The real danger of getting body pictures is that it merely illustrates your stupidity to everyone who has the misfortune to be forced to look at your self mutilation. Further, it makes obvious a fact you may have been able to keep hidden before you got your first tattoo. That is: you’re a blithering idiot!
My first and only personal experience with tattoos was after I graduated from Navy boot camp nearly 65 years ago. I was a somewhat brainless 17-year-old kid who looked forward to some glorious war adventures and the chance to earn a chest full of medals. A lot of the other ex-boots with the same ideas were assigned as deck crew on our newly-commissioned APA, Navy attack transport. As we began our onboard menial tasks of dishwashing, swabbing and head (toilet) duties, we felt we were going to be as salty as anyone who had ever sailed the seven seas.
We were moored at the Navy’s Treasure Island docks, and except for some sea tests, we spent a month there. We were fortunate then, before we went off for months to the Pacific war, to be able to have frequent shore liberty in the wonderful city of San Francisco. Other young Reservists and I on the deck gang were ordered around by old Regular Navy guys … some must have been at the advanced dotage of 29 or so … who had been in the Navy for a decade or more. Many had tattoos, some small ones on an arm, while others with intricate illustrations covering lots of skin. Wow, were we impressed!

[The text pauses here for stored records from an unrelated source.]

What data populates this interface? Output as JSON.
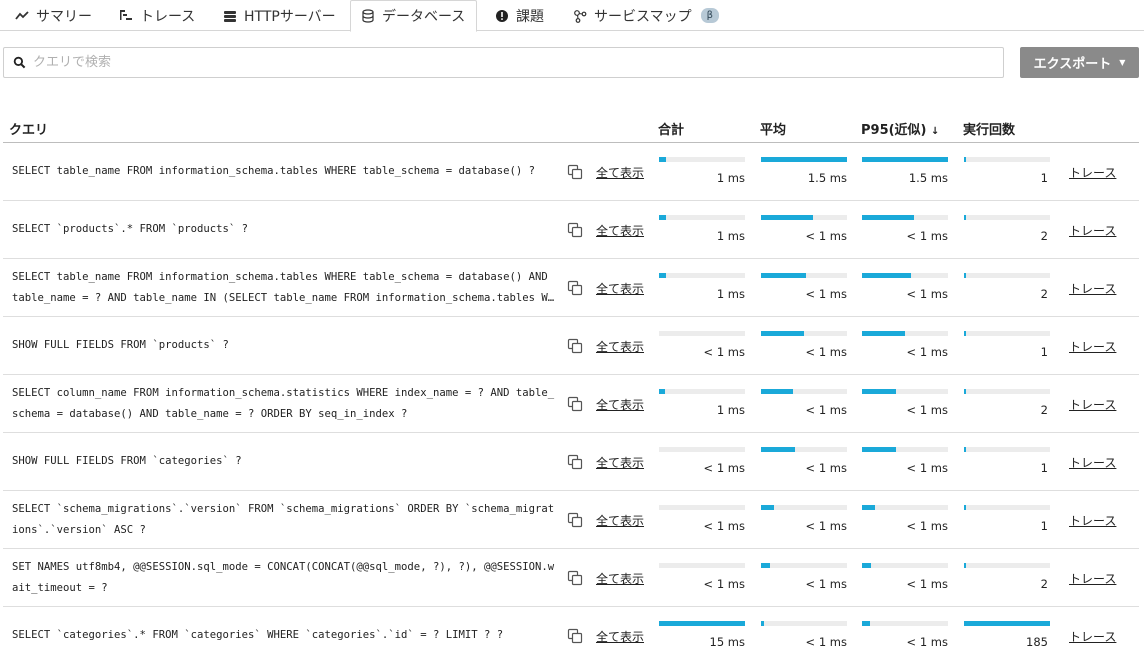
{
  "tabs": [
    {
      "label": "サマリー",
      "icon": "trend-line-icon",
      "active": false
    },
    {
      "label": "トレース",
      "icon": "trace-icon",
      "active": false
    },
    {
      "label": "HTTPサーバー",
      "icon": "server-icon",
      "active": false
    },
    {
      "label": "データベース",
      "icon": "database-icon",
      "active": true
    },
    {
      "label": "課題",
      "icon": "alert-icon",
      "active": false
    },
    {
      "label": "サービスマップ",
      "icon": "service-map-icon",
      "active": false,
      "badge": "β"
    }
  ],
  "search": {
    "placeholder": "クエリで検索",
    "value": ""
  },
  "export": {
    "label": "エクスポート",
    "caret": "▼"
  },
  "table": {
    "headers": {
      "query": "クエリ",
      "total": "合計",
      "avg": "平均",
      "p95": "P95(近似)",
      "p95_sort": "↓",
      "count": "実行回数"
    },
    "show_all_label": "全て表示",
    "trace_label": "トレース",
    "rows": [
      {
        "query": "SELECT table_name FROM information_schema.tables WHERE table_schema = database() ?",
        "total": "1 ms",
        "total_pct": 0.08,
        "avg": "1.5 ms",
        "avg_pct": 1.0,
        "p95": "1.5 ms",
        "p95_pct": 1.0,
        "count": "1",
        "count_pct": 0.01
      },
      {
        "query": "SELECT `products`.* FROM `products` ?",
        "total": "1 ms",
        "total_pct": 0.08,
        "avg": "< 1 ms",
        "avg_pct": 0.6,
        "p95": "< 1 ms",
        "p95_pct": 0.6,
        "count": "2",
        "count_pct": 0.01
      },
      {
        "query": "SELECT table_name FROM information_schema.tables WHERE table_schema = database() AND table_name = ? AND table_name IN (SELECT table_name FROM information_schema.tables WHERE table_schema = database())",
        "total": "1 ms",
        "total_pct": 0.08,
        "avg": "< 1 ms",
        "avg_pct": 0.52,
        "p95": "< 1 ms",
        "p95_pct": 0.57,
        "count": "2",
        "count_pct": 0.01
      },
      {
        "query": "SHOW FULL FIELDS FROM `products` ?",
        "total": "< 1 ms",
        "total_pct": 0.0,
        "avg": "< 1 ms",
        "avg_pct": 0.5,
        "p95": "< 1 ms",
        "p95_pct": 0.5,
        "count": "1",
        "count_pct": 0.01
      },
      {
        "query": "SELECT column_name FROM information_schema.statistics WHERE index_name = ? AND table_schema = database() AND table_name = ? ORDER BY seq_in_index ?",
        "total": "1 ms",
        "total_pct": 0.07,
        "avg": "< 1 ms",
        "avg_pct": 0.37,
        "p95": "< 1 ms",
        "p95_pct": 0.4,
        "count": "2",
        "count_pct": 0.01
      },
      {
        "query": "SHOW FULL FIELDS FROM `categories` ?",
        "total": "< 1 ms",
        "total_pct": 0.0,
        "avg": "< 1 ms",
        "avg_pct": 0.39,
        "p95": "< 1 ms",
        "p95_pct": 0.39,
        "count": "1",
        "count_pct": 0.01
      },
      {
        "query": "SELECT `schema_migrations`.`version` FROM `schema_migrations` ORDER BY `schema_migrations`.`version` ASC ?",
        "total": "< 1 ms",
        "total_pct": 0.0,
        "avg": "< 1 ms",
        "avg_pct": 0.15,
        "p95": "< 1 ms",
        "p95_pct": 0.15,
        "count": "1",
        "count_pct": 0.01
      },
      {
        "query": "SET NAMES utf8mb4, @@SESSION.sql_mode = CONCAT(CONCAT(@@sql_mode, ?), ?), @@SESSION.wait_timeout = ?",
        "total": "< 1 ms",
        "total_pct": 0.0,
        "avg": "< 1 ms",
        "avg_pct": 0.1,
        "p95": "< 1 ms",
        "p95_pct": 0.11,
        "count": "2",
        "count_pct": 0.01
      },
      {
        "query": "SELECT `categories`.* FROM `categories` WHERE `categories`.`id` = ? LIMIT ? ?",
        "total": "15 ms",
        "total_pct": 1.0,
        "avg": "< 1 ms",
        "avg_pct": 0.04,
        "p95": "< 1 ms",
        "p95_pct": 0.09,
        "count": "185",
        "count_pct": 1.0
      }
    ]
  },
  "colors": {
    "bar_fill": "#1aa9d9",
    "bar_track": "#ececec",
    "export_bg": "#8a8a8a"
  }
}
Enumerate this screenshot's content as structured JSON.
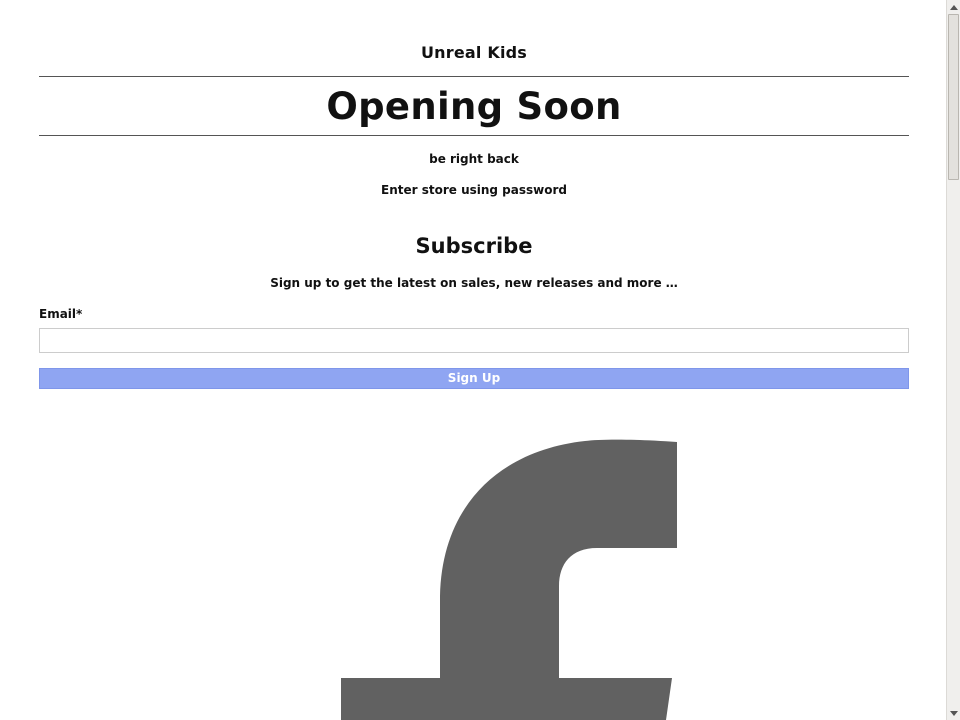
{
  "header": {
    "store_name": "Unreal Kids",
    "headline": "Opening Soon"
  },
  "main": {
    "message": "be right back",
    "password_link": "Enter store using password"
  },
  "newsletter": {
    "heading": "Subscribe",
    "subtext": "Sign up to get the latest on sales, new releases and more …",
    "email_label": "Email*",
    "email_value": "",
    "email_placeholder": "",
    "button_label": "Sign Up"
  },
  "social": {
    "icon": "facebook-icon"
  },
  "colors": {
    "button_bg": "#8fa5f2",
    "icon": "#616161",
    "rule": "#555555"
  }
}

Of course, because we looked up to anyone who had as much as a stripe on their uniform and a loud voice, we thought tattoos were the way to go to make us full-fledged swabbies. So, the second thing (can you guess the first?) we did whenever we went ashore was to look up tattoo parlors to check out the designs. Since most of us were no more than 18, we couldn’t drink legally. Of course, that never stopped us then, as it never does today, and we showed how really grown up we were by getting blotto every chance we had.
On $54 a month, a booze budget doesn’t go very far, especially if you need the money for incidentals like toiletries, pogy bait (candy) and malteds at the gedunk (ship’s soda fountain), as well as some $10 for a dinner-and-movie dates with a local San Francisco V-girl. Old WW2ers will remember those as underage ladies who wanted to do their all for victory.
To show off our salty sides to those girls by getting our tattoos, most of us decided we needed to be very drunk before we’d be stupid enough to have our skins illustrated. So, one night, three other guys and I, with the help of one fake ID, bought a bottle of liquor and proceeded to prepare for the ordeal. Several hours later, we staggered into a tattoo parlor, gritted through the pain and had the job done. Fortunately for me, I was feeling just a bit patriotic and all I got was a modest Navy emblem on one shoulder. Anyhow, I only had $5 left until payday, and I couldn’t afford anything more illustrative.
After getting back to the ship and sobering up some hours later, and was on my way for a shower, I looked at my shoulder. It was swollen, red and throbbing like mad. The sharp emblem picture now dripped with blood and the obvious fluid of an infection. Thinking it was just a normal part of the healing, I scrubbed it thoroughly in the shower and staggered off to my bunk. When I awoke the next morning it felt as if someone was pounding my shoulder with a sledge hammer. The swelling and discoloration were much worse, and when I tried to stand, I fell back on the bunk. A couple of the other guys helped me down to the ship’s sick bay. When the pharmacist’s mate looked at it, he shook his head. I had a raging infection and needed immediate emergency treatment.
The outcome was that I rode a stretcher and ambulance to a Navy hospital, went into surgery and then spent three weeks there fighting off the effects of the infection. Maybe today, 65 years later, some antibiotics could have stopped the poison from spreading so quickly through my system, but the best they had then was penicillin, and I’m thankful it worked. I’m sure it saved my life, but it was touch and go for awhile.
Of course, most tattoo parlors today practice higher sanitary standards, and are monitored by city health agencies. Although they still occur, infections are relatively rare. Maybe I’m prejudiced by my own experience, but I can’t understand why mutilating your body and risking infection in such a way makes any sense.